Work task — From the data that follows, copy every line holding the string "News".

*** Opening Dataset content ***

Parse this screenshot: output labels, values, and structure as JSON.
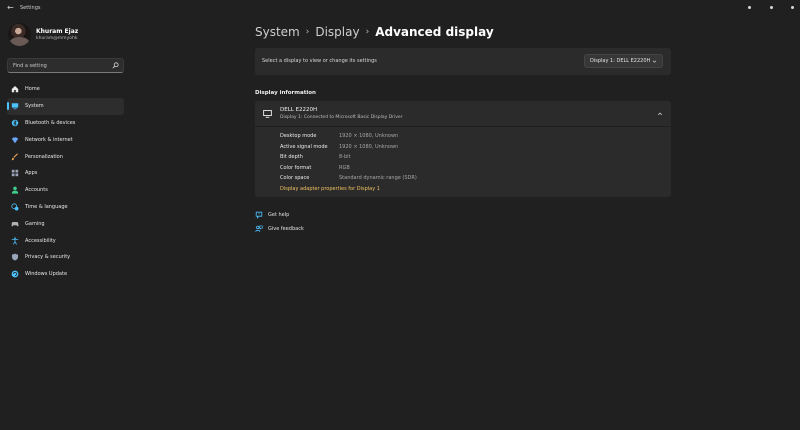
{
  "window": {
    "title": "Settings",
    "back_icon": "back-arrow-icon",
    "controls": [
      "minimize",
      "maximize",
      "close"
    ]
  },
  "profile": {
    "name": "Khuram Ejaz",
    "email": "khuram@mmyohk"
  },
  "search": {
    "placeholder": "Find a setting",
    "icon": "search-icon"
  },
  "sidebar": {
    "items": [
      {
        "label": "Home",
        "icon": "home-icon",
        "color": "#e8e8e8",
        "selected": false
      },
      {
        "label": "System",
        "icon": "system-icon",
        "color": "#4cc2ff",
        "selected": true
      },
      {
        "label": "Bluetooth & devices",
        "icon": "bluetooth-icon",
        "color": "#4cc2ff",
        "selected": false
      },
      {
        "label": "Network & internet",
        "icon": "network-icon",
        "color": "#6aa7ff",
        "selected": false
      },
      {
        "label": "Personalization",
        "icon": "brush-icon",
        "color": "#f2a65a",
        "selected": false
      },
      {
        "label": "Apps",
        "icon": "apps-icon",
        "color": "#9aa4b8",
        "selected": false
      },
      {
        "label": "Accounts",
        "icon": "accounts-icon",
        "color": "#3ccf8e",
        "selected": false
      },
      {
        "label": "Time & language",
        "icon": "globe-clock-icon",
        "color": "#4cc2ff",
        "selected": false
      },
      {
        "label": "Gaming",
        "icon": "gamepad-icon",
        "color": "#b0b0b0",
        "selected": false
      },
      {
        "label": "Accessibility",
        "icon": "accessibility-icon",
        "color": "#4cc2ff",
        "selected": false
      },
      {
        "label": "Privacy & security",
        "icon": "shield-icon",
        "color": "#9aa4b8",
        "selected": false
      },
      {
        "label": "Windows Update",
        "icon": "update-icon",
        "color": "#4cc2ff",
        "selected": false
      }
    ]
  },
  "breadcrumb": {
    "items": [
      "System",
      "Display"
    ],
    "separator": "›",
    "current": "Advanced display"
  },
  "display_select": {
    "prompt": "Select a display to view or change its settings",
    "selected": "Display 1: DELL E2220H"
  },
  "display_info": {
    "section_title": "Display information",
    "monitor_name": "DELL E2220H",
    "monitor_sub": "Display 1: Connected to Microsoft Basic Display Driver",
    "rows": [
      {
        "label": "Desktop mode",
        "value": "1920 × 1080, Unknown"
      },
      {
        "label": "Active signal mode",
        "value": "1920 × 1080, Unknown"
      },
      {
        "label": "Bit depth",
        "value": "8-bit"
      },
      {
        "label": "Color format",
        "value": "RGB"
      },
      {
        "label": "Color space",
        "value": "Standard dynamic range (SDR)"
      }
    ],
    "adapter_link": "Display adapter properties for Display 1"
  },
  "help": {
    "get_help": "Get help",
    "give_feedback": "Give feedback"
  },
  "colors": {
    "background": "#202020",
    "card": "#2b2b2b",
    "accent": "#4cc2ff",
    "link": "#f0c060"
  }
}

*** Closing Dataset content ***
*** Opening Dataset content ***

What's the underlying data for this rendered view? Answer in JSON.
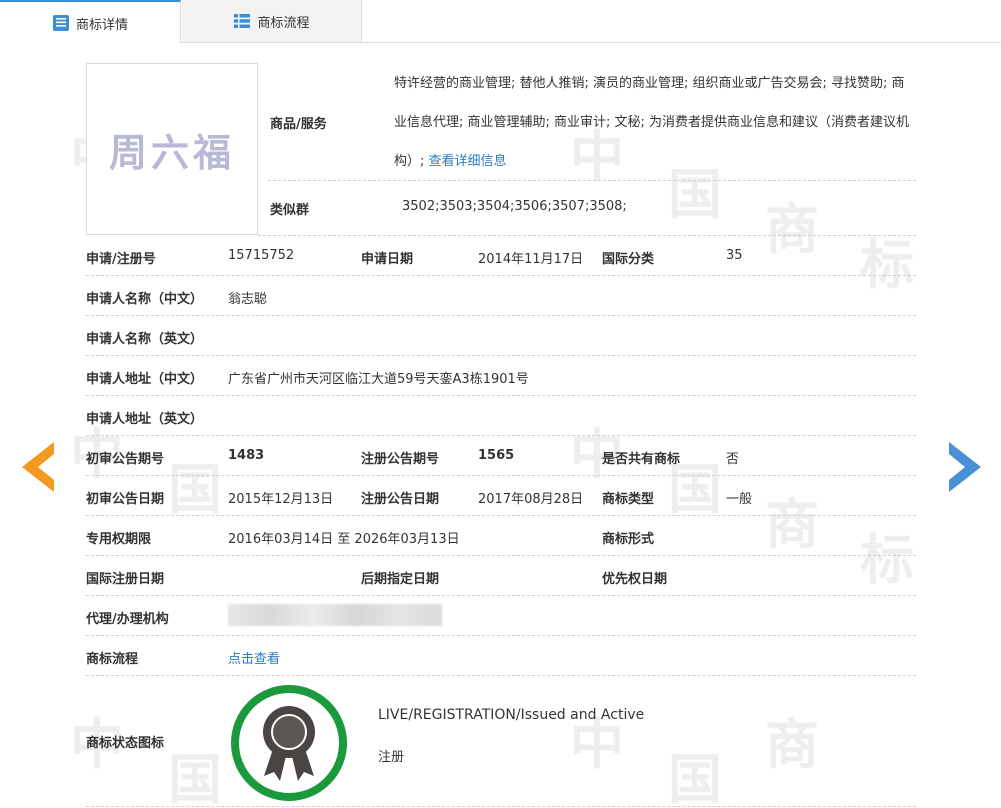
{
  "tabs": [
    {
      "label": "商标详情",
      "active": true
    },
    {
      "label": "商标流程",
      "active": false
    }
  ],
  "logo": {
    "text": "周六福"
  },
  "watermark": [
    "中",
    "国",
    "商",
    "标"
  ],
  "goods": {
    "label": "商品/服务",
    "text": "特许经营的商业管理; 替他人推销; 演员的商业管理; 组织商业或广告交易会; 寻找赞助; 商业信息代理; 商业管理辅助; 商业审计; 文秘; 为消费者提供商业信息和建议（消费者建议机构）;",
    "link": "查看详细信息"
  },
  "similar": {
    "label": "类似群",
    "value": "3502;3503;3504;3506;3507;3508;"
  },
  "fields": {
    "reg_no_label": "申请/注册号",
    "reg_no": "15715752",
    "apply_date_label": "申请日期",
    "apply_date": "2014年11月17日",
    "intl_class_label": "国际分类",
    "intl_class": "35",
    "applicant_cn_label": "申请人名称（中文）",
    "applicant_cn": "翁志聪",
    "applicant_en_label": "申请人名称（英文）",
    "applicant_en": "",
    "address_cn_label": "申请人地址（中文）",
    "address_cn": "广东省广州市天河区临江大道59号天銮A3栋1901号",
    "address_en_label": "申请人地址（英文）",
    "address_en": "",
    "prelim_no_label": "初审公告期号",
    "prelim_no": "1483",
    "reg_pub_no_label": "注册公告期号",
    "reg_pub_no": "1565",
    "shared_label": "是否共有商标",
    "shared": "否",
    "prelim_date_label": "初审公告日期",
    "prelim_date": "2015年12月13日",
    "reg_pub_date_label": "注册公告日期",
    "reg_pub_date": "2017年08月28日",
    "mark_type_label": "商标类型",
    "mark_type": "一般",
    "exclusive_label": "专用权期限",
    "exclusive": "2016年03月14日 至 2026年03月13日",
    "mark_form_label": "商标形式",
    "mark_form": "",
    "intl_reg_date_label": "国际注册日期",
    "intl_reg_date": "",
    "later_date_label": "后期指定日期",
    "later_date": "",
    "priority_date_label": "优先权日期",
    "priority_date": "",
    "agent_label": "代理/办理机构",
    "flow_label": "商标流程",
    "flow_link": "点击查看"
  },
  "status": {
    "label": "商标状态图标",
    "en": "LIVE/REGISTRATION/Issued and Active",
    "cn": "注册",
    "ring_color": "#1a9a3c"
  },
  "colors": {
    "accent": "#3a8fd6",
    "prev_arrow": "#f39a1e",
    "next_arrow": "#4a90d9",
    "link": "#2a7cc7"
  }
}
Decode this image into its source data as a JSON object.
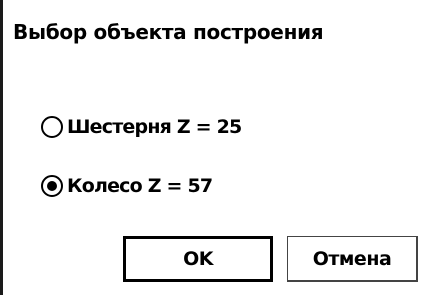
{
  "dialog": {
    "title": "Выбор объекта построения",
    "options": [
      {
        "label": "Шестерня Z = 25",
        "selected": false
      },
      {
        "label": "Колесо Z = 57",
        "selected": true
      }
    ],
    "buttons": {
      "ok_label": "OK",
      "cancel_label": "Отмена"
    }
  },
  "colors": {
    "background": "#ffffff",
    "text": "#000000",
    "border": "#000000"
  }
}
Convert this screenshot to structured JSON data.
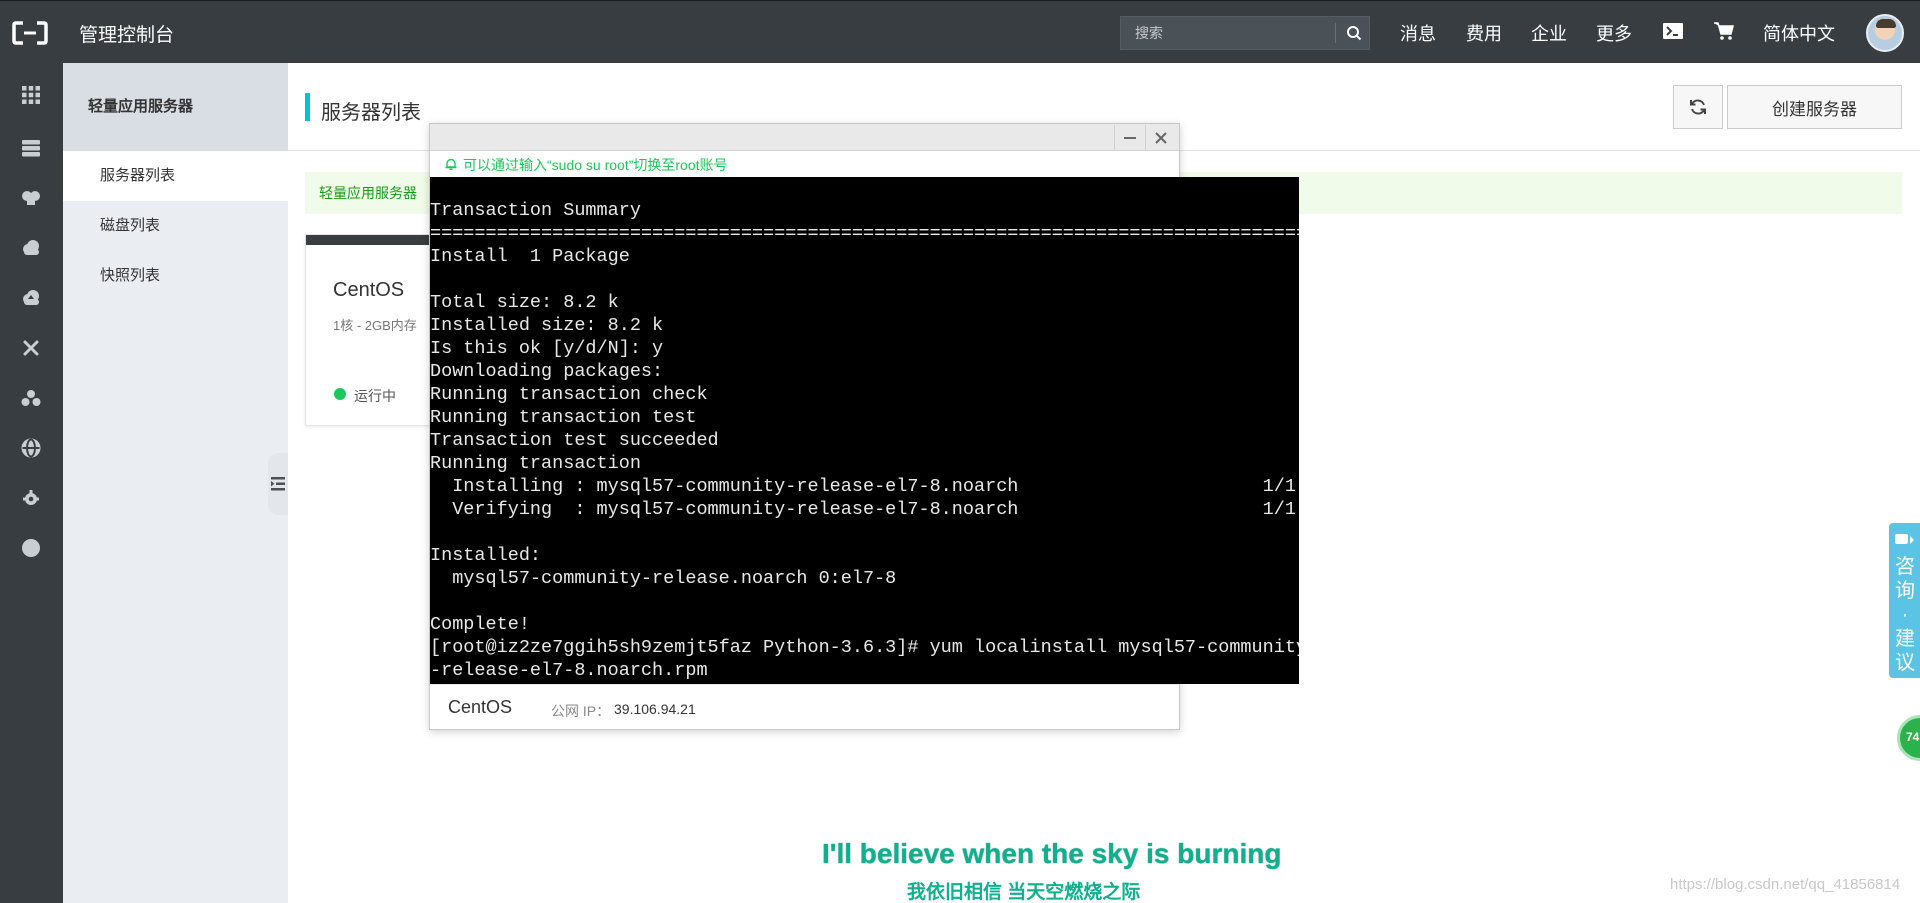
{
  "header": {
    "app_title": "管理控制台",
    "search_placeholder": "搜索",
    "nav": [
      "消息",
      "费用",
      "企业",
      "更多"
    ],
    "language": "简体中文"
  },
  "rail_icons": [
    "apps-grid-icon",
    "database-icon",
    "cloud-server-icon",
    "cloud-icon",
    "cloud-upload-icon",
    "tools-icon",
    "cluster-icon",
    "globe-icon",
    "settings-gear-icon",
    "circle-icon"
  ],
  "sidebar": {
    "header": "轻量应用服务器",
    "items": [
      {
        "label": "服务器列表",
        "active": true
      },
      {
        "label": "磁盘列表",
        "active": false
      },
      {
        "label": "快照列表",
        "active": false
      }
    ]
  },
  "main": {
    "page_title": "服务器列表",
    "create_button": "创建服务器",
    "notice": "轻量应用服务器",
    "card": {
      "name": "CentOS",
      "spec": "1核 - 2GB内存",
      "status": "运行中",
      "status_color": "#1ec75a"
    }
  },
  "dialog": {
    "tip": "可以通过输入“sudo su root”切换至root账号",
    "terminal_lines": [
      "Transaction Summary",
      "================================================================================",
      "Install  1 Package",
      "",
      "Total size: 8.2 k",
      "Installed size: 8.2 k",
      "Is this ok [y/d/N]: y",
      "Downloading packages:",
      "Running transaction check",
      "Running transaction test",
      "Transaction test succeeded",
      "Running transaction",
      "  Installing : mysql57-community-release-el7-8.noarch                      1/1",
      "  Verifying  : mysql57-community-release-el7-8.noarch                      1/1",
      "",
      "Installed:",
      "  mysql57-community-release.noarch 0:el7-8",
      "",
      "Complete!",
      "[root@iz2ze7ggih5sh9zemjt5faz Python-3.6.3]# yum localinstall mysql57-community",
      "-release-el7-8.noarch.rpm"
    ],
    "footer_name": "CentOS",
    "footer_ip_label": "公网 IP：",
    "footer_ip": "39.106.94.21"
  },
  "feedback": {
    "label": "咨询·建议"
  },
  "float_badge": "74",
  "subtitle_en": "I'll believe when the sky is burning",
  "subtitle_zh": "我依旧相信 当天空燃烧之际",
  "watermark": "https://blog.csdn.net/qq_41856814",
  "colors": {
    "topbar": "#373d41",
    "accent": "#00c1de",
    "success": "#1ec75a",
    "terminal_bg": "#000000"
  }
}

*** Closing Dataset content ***
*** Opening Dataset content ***

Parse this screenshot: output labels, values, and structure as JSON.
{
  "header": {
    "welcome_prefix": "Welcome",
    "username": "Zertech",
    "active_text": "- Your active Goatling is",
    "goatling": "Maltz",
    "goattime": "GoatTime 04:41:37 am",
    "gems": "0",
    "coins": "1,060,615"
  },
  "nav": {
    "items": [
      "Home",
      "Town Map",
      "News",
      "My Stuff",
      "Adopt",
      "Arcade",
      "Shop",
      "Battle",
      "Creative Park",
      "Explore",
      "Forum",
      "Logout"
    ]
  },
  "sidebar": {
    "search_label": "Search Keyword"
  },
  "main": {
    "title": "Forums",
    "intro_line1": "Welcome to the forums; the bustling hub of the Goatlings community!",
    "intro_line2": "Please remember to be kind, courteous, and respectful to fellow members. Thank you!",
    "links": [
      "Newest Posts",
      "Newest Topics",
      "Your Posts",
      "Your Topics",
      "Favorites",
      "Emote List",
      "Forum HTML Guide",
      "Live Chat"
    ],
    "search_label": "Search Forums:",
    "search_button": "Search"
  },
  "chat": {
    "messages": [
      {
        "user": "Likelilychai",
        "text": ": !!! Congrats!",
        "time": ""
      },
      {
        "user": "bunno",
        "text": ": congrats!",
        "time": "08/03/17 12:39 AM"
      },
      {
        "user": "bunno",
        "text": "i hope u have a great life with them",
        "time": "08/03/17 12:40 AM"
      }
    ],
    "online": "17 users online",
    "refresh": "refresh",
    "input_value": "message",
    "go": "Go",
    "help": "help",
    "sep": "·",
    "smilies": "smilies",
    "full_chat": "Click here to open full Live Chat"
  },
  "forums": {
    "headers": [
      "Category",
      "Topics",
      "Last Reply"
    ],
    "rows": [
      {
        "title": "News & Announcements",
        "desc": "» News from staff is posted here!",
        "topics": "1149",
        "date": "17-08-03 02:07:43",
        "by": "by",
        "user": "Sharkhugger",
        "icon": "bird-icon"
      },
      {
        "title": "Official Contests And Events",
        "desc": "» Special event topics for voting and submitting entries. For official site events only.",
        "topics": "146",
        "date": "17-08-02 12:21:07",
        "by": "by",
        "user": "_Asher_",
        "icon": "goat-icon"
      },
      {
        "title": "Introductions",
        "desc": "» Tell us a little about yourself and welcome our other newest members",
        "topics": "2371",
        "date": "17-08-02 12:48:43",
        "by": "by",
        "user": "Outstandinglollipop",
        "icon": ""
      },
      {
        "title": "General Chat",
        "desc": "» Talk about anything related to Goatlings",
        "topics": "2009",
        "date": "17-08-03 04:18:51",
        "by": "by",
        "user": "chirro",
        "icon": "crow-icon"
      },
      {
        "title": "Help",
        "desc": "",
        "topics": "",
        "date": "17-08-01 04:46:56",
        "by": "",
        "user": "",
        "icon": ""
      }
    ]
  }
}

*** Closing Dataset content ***

Solved exercise —
      "News",
        "title": "News & Announcements",
        "desc": "» News from staff is posted here!",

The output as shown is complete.